Your job is to copy every line in the material containing the word "Borland".

___ Data section ___

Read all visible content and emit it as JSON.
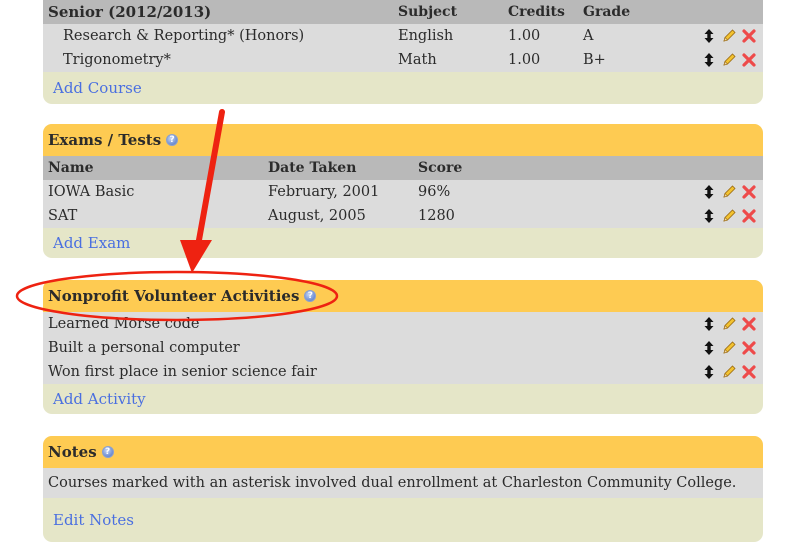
{
  "senior": {
    "headers": {
      "title": "Senior (2012/2013)",
      "subject": "Subject",
      "credits": "Credits",
      "grade": "Grade"
    },
    "courses": [
      {
        "name": "Research & Reporting* (Honors)",
        "subject": "English",
        "credits": "1.00",
        "grade": "A"
      },
      {
        "name": "Trigonometry*",
        "subject": "Math",
        "credits": "1.00",
        "grade": "B+"
      }
    ],
    "add_label": "Add Course"
  },
  "exams": {
    "title": "Exams / Tests",
    "help": "?",
    "headers": {
      "name": "Name",
      "date": "Date Taken",
      "score": "Score"
    },
    "rows": [
      {
        "name": "IOWA Basic",
        "date": "February, 2001",
        "score": "96%"
      },
      {
        "name": "SAT",
        "date": "August, 2005",
        "score": "1280"
      }
    ],
    "add_label": "Add Exam"
  },
  "activities": {
    "title": "Nonprofit Volunteer Activities",
    "help": "?",
    "rows": [
      {
        "name": "Learned Morse code"
      },
      {
        "name": "Built a personal computer"
      },
      {
        "name": "Won first place in senior science fair"
      }
    ],
    "add_label": "Add Activity"
  },
  "notes": {
    "title": "Notes",
    "help": "?",
    "text": "Courses marked with an asterisk involved dual enrollment at Charleston Community College.",
    "edit_label": "Edit Notes"
  },
  "icons": {
    "move": "move-icon",
    "edit": "pencil-icon",
    "delete": "delete-icon",
    "help": "help-icon"
  },
  "colors": {
    "header": "#fecb52",
    "column_header": "#b9b9b9",
    "row": "#dcdcdc",
    "footer": "#e5e6c8",
    "link": "#4a6fe0",
    "annotation": "#ee2211"
  }
}
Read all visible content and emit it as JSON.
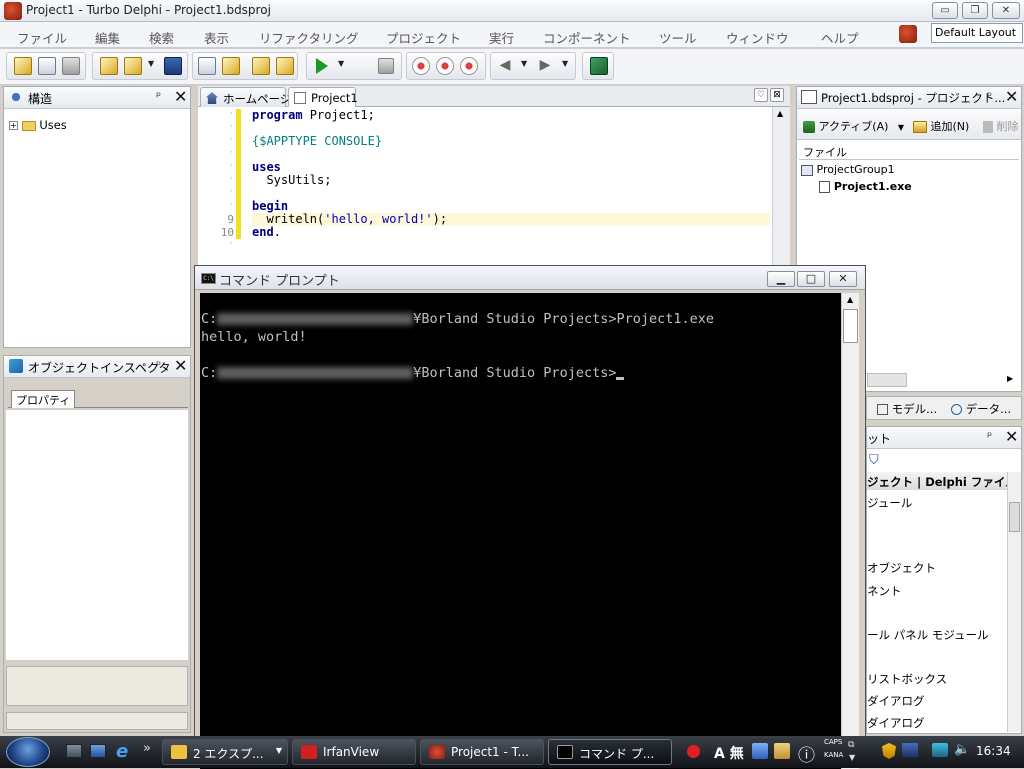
{
  "window": {
    "title": "Project1 - Turbo Delphi - Project1.bdsproj",
    "controls": {
      "minimize": "▭",
      "maximize": "❐",
      "close": "✕"
    }
  },
  "menubar": {
    "items": [
      "ファイル",
      "編集",
      "検索",
      "表示",
      "リファクタリング",
      "プロジェクト",
      "実行",
      "コンポーネント",
      "ツール",
      "ウィンドウ",
      "ヘルプ"
    ],
    "layout_select": "Default Layout"
  },
  "toolbar": {
    "icons": [
      "new-items-icon",
      "open-icon",
      "save-icon",
      "run-icon",
      "pause-icon",
      "stop-icon",
      "step-icon",
      "back-icon",
      "forward-icon",
      "help-book-icon"
    ]
  },
  "structure_panel": {
    "title": "構造",
    "tree": [
      {
        "expander": "+",
        "label": "Uses"
      }
    ]
  },
  "object_inspector": {
    "title": "オブジェクトインスペクタ",
    "tab": "プロパティ"
  },
  "editor": {
    "tabs": [
      "ホームページ",
      "Project1"
    ],
    "lines": [
      {
        "num": "",
        "segments": [
          {
            "t": "program",
            "c": "kw"
          },
          {
            "t": " Project1;",
            "c": ""
          }
        ]
      },
      {
        "num": "",
        "segments": []
      },
      {
        "num": "",
        "segments": [
          {
            "t": "{$APPTYPE CONSOLE}",
            "c": "dir"
          }
        ]
      },
      {
        "num": "",
        "segments": []
      },
      {
        "num": "",
        "segments": [
          {
            "t": "uses",
            "c": "kw"
          }
        ]
      },
      {
        "num": "",
        "segments": [
          {
            "t": "  SysUtils;",
            "c": ""
          }
        ]
      },
      {
        "num": "",
        "segments": []
      },
      {
        "num": "",
        "segments": [
          {
            "t": "begin",
            "c": "kw"
          }
        ]
      },
      {
        "num": "9",
        "segments": [
          {
            "t": "  writeln(",
            "c": ""
          },
          {
            "t": "'hello, world!'",
            "c": "str"
          },
          {
            "t": ");",
            "c": ""
          }
        ]
      },
      {
        "num": "10",
        "segments": [
          {
            "t": "end",
            "c": "kw"
          },
          {
            "t": ".",
            "c": ""
          }
        ]
      }
    ]
  },
  "project_manager": {
    "title": "Project1.bdsproj - プロジェクト...",
    "activate_label": "アクティブ(A)",
    "add_label": "追加(N)",
    "delete_label": "削除",
    "column_header": "ファイル",
    "tree": [
      "ProjectGroup1",
      "Project1.exe"
    ],
    "bottom_tabs": [
      "モデル...",
      "データ..."
    ]
  },
  "tool_palette": {
    "title": "ット",
    "category": "ジェクト | Delphi ファイル",
    "items": [
      "ジュール",
      "オブジェクト",
      "ネント",
      "ール パネル モジュール",
      "リストボックス",
      "ダイアログ",
      "ダイアログ"
    ]
  },
  "cmd_window": {
    "title": "コマンド プロンプト",
    "icon_text": "C:\\",
    "lines": [
      {
        "prefix": "C:",
        "suffix": "¥Borland Studio Projects>Project1.exe"
      },
      {
        "text": "hello, world!"
      },
      {
        "text": ""
      },
      {
        "prefix": "C:",
        "suffix": "¥Borland Studio Projects>"
      }
    ]
  },
  "taskbar": {
    "buttons": [
      "2 エクスプ...",
      "IrfanView",
      "Project1 - T...",
      "コマンド プ..."
    ],
    "active_index": 3,
    "tray": {
      "caps": "CAPS",
      "kana": "KANA",
      "clock": "16:34",
      "ime_mode": "A 無"
    }
  }
}
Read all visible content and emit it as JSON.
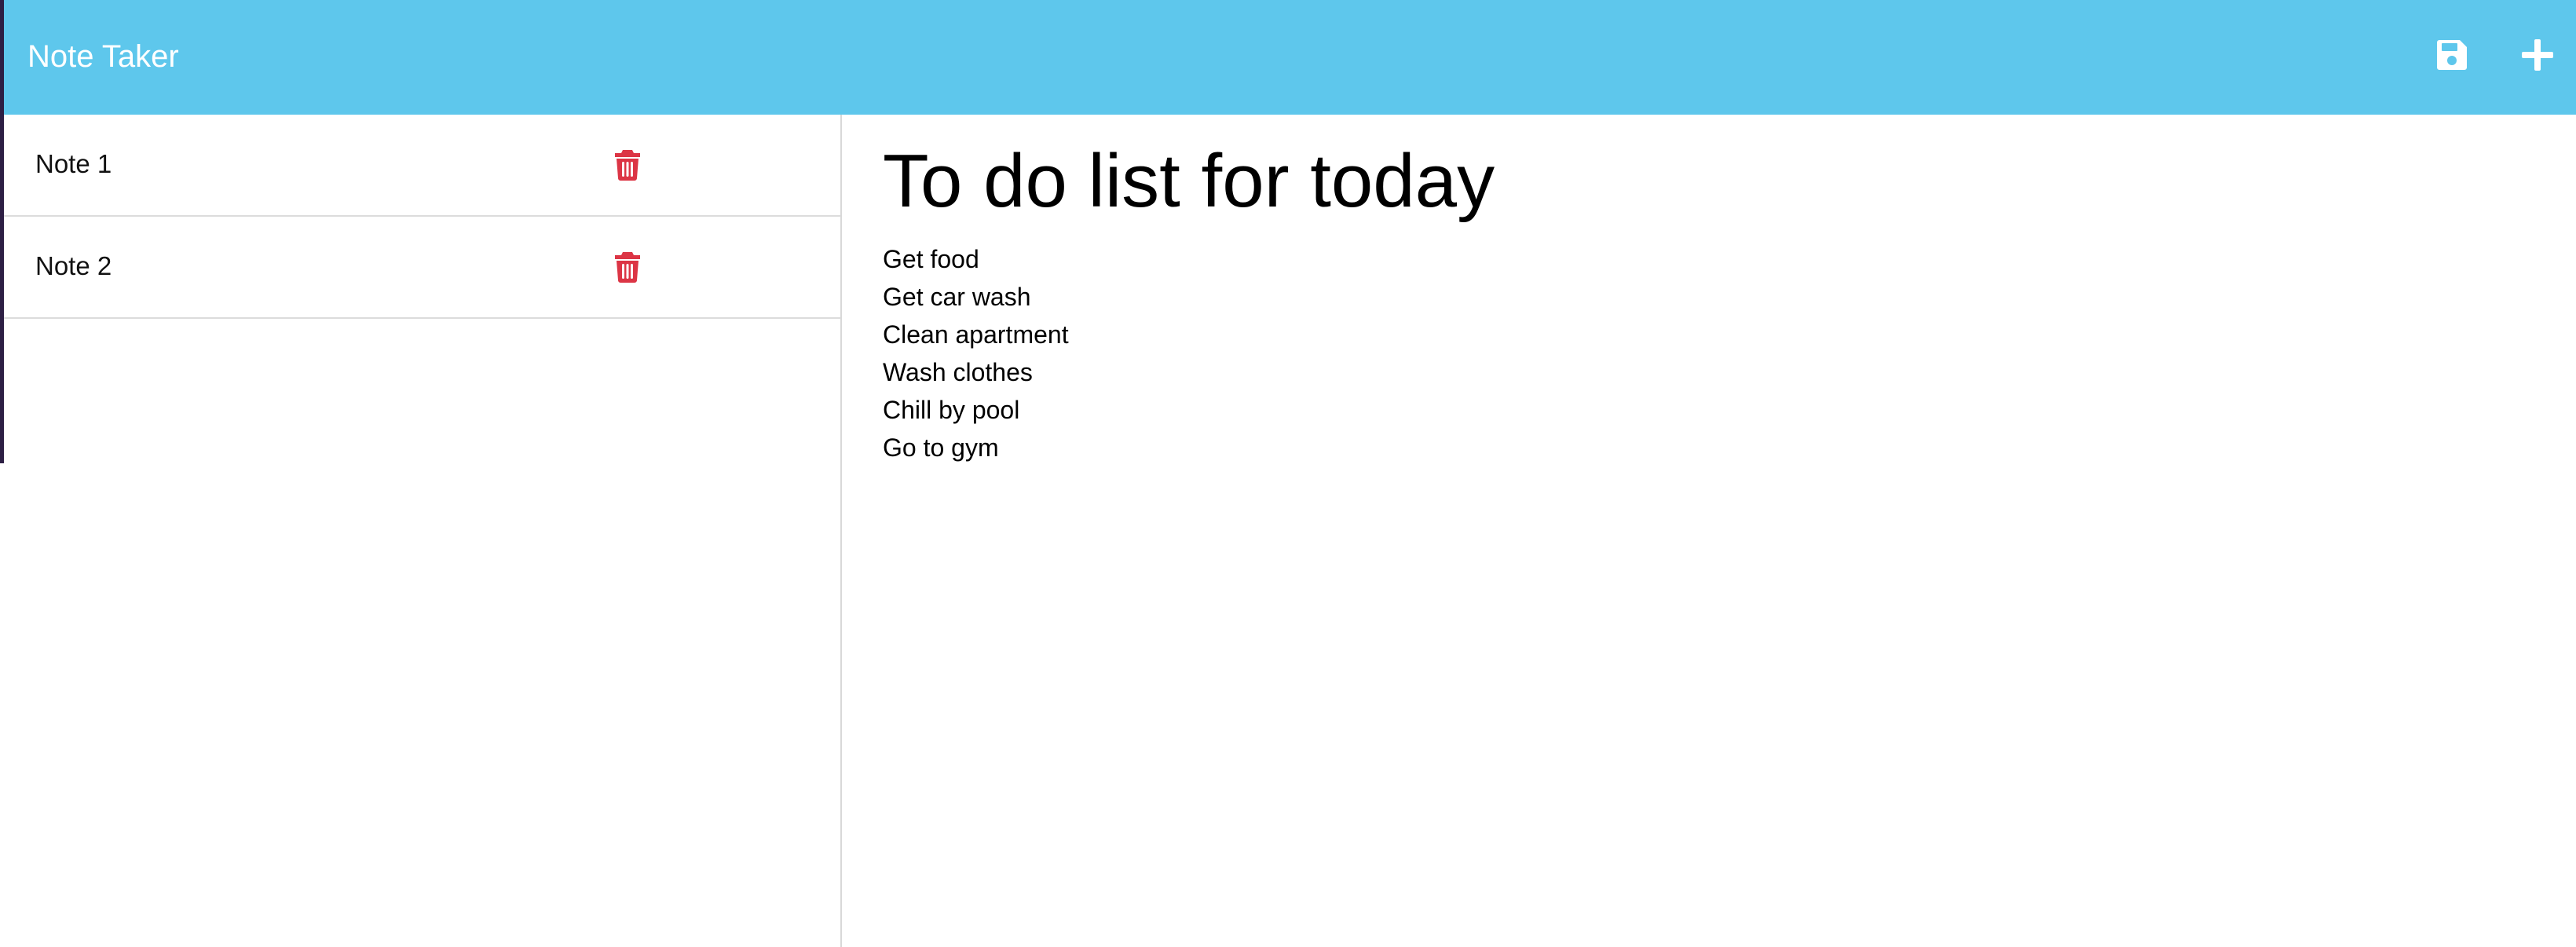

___

--- Response area ---
        "suffix": "¥Borland Studio Projects>Project1.exe"
        "suffix": "¥Borland Studio Projects>"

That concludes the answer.